Component data from apps and pages
**********

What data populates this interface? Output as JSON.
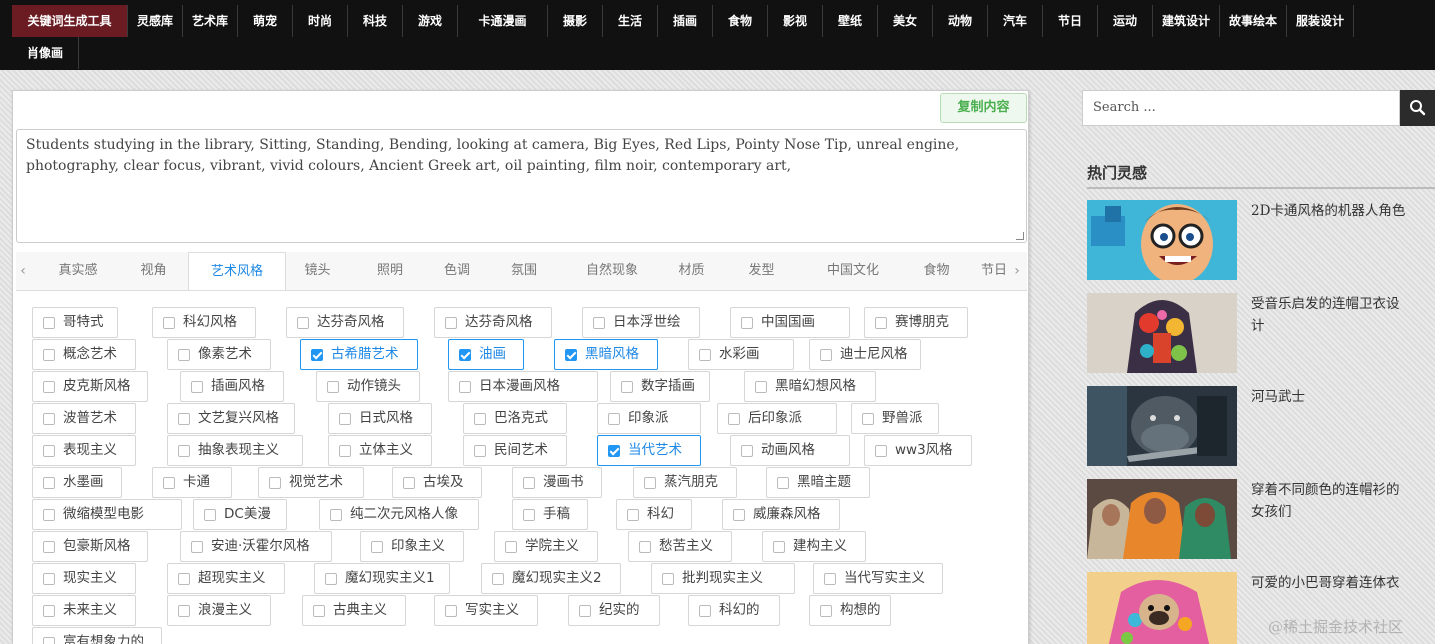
{
  "nav": {
    "items": [
      "关键词生成工具",
      "灵感库",
      "艺术库",
      "萌宠",
      "时尚",
      "科技",
      "游戏",
      "卡通漫画",
      "摄影",
      "生活",
      "插画",
      "食物",
      "影视",
      "壁纸",
      "美女",
      "动物",
      "汽车",
      "节日",
      "运动",
      "建筑设计",
      "故事绘本",
      "服装设计",
      "肖像画"
    ],
    "active_index": 0
  },
  "editor": {
    "copy_label": "复制内容",
    "prompt_text": "Students studying in the library, Sitting, Standing, Bending, looking at camera, Big Eyes, Red Lips, Pointy Nose Tip, unreal engine, photography, clear focus, vibrant, vivid colours, Ancient Greek art, oil painting, film noir, contemporary art,"
  },
  "tabs": {
    "items": [
      "真实感",
      "视角",
      "艺术风格",
      "镜头",
      "照明",
      "色调",
      "氛围",
      "自然现象",
      "材质",
      "发型",
      "中国文化",
      "食物",
      "节日"
    ],
    "active_index": 2,
    "prev_arrow": "‹",
    "next_arrow": "›"
  },
  "options": [
    [
      "哥特式",
      "科幻风格",
      "达芬奇风格",
      "达芬奇风格",
      "日本浮世绘",
      "中国国画",
      "赛博朋克"
    ],
    [
      "概念艺术",
      "像素艺术",
      "古希腊艺术",
      "油画",
      "黑暗风格",
      "水彩画",
      "迪士尼风格"
    ],
    [
      "皮克斯风格",
      "插画风格",
      "动作镜头",
      "日本漫画风格",
      "数字插画",
      "黑暗幻想风格"
    ],
    [
      "波普艺术",
      "文艺复兴风格",
      "日式风格",
      "巴洛克式",
      "印象派",
      "后印象派",
      "野兽派"
    ],
    [
      "表现主义",
      "抽象表现主义",
      "立体主义",
      "民间艺术",
      "当代艺术",
      "动画风格",
      "ww3风格"
    ],
    [
      "水墨画",
      "卡通",
      "视觉艺术",
      "古埃及",
      "漫画书",
      "蒸汽朋克",
      "黑暗主题"
    ],
    [
      "微缩模型电影",
      "DC美漫",
      "纯二次元风格人像",
      "手稿",
      "科幻",
      "威廉森风格"
    ],
    [
      "包豪斯风格",
      "安迪·沃霍尔风格",
      "印象主义",
      "学院主义",
      "愁苦主义",
      "建构主义"
    ],
    [
      "现实主义",
      "超现实主义",
      "魔幻现实主义1",
      "魔幻现实主义2",
      "批判现实主义",
      "当代写实主义"
    ],
    [
      "未来主义",
      "浪漫主义",
      "古典主义",
      "写实主义",
      "纪实的",
      "科幻的",
      "构想的"
    ],
    [
      "富有想象力的"
    ]
  ],
  "checked_options": [
    "古希腊艺术",
    "油画",
    "黑暗风格",
    "当代艺术"
  ],
  "sidebar": {
    "search_placeholder": "Search ...",
    "widget_title": "热门灵感",
    "posts": [
      {
        "title": "2D卡通风格的机器人角色"
      },
      {
        "title": "受音乐启发的连帽卫衣设计"
      },
      {
        "title": "河马武士"
      },
      {
        "title": "穿着不同颜色的连帽衫的女孩们"
      },
      {
        "title": "可爱的小巴哥穿着连体衣"
      }
    ]
  },
  "watermark": "@稀土掘金技术社区",
  "colors": {
    "nav_bg": "#111111",
    "nav_active": "#6b1c22",
    "accent": "#1e88e5",
    "copy_green": "#4caf50"
  }
}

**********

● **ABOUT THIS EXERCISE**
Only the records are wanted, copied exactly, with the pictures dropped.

● **RESULT**
What data populates this interface? Output as JSON.
{
  "nav": {
    "items": [
      "关键词生成工具",
      "灵感库",
      "艺术库",
      "萌宠",
      "时尚",
      "科技",
      "游戏",
      "卡通漫画",
      "摄影",
      "生活",
      "插画",
      "食物",
      "影视",
      "壁纸",
      "美女",
      "动物",
      "汽车",
      "节日",
      "运动",
      "建筑设计",
      "故事绘本",
      "服装设计",
      "肖像画"
    ],
    "active_index": 0
  },
  "editor": {
    "copy_label": "复制内容",
    "prompt_text": "Students studying in the library, Sitting, Standing, Bending, looking at camera, Big Eyes, Red Lips, Pointy Nose Tip, unreal engine, photography, clear focus, vibrant, vivid colours, Ancient Greek art, oil painting, film noir, contemporary art,"
  },
  "tabs": {
    "items": [
      "真实感",
      "视角",
      "艺术风格",
      "镜头",
      "照明",
      "色调",
      "氛围",
      "自然现象",
      "材质",
      "发型",
      "中国文化",
      "食物",
      "节日"
    ],
    "active_index": 2,
    "prev_arrow": "‹",
    "next_arrow": "›"
  },
  "options": [
    [
      "哥特式",
      "科幻风格",
      "达芬奇风格",
      "达芬奇风格",
      "日本浮世绘",
      "中国国画",
      "赛博朋克"
    ],
    [
      "概念艺术",
      "像素艺术",
      "古希腊艺术",
      "油画",
      "黑暗风格",
      "水彩画",
      "迪士尼风格"
    ],
    [
      "皮克斯风格",
      "插画风格",
      "动作镜头",
      "日本漫画风格",
      "数字插画",
      "黑暗幻想风格"
    ],
    [
      "波普艺术",
      "文艺复兴风格",
      "日式风格",
      "巴洛克式",
      "印象派",
      "后印象派",
      "野兽派"
    ],
    [
      "表现主义",
      "抽象表现主义",
      "立体主义",
      "民间艺术",
      "当代艺术",
      "动画风格",
      "ww3风格"
    ],
    [
      "水墨画",
      "卡通",
      "视觉艺术",
      "古埃及",
      "漫画书",
      "蒸汽朋克",
      "黑暗主题"
    ],
    [
      "微缩模型电影",
      "DC美漫",
      "纯二次元风格人像",
      "手稿",
      "科幻",
      "威廉森风格"
    ],
    [
      "包豪斯风格",
      "安迪·沃霍尔风格",
      "印象主义",
      "学院主义",
      "愁苦主义",
      "建构主义"
    ],
    [
      "现实主义",
      "超现实主义",
      "魔幻现实主义1",
      "魔幻现实主义2",
      "批判现实主义",
      "当代写实主义"
    ],
    [
      "未来主义",
      "浪漫主义",
      "古典主义",
      "写实主义",
      "纪实的",
      "科幻的",
      "构想的"
    ],
    [
      "富有想象力的"
    ]
  ],
  "checked_options": [
    "古希腊艺术",
    "油画",
    "黑暗风格",
    "当代艺术"
  ],
  "sidebar": {
    "search_placeholder": "Search ...",
    "widget_title": "热门灵感",
    "posts": [
      {
        "title": "2D卡通风格的机器人角色"
      },
      {
        "title": "受音乐启发的连帽卫衣设计"
      },
      {
        "title": "河马武士"
      },
      {
        "title": "穿着不同颜色的连帽衫的女孩们"
      },
      {
        "title": "可爱的小巴哥穿着连体衣"
      }
    ]
  },
  "watermark": "@稀土掘金技术社区",
  "colors": {
    "nav_bg": "#111111",
    "nav_active": "#6b1c22",
    "accent": "#1e88e5",
    "copy_green": "#4caf50"
  }
}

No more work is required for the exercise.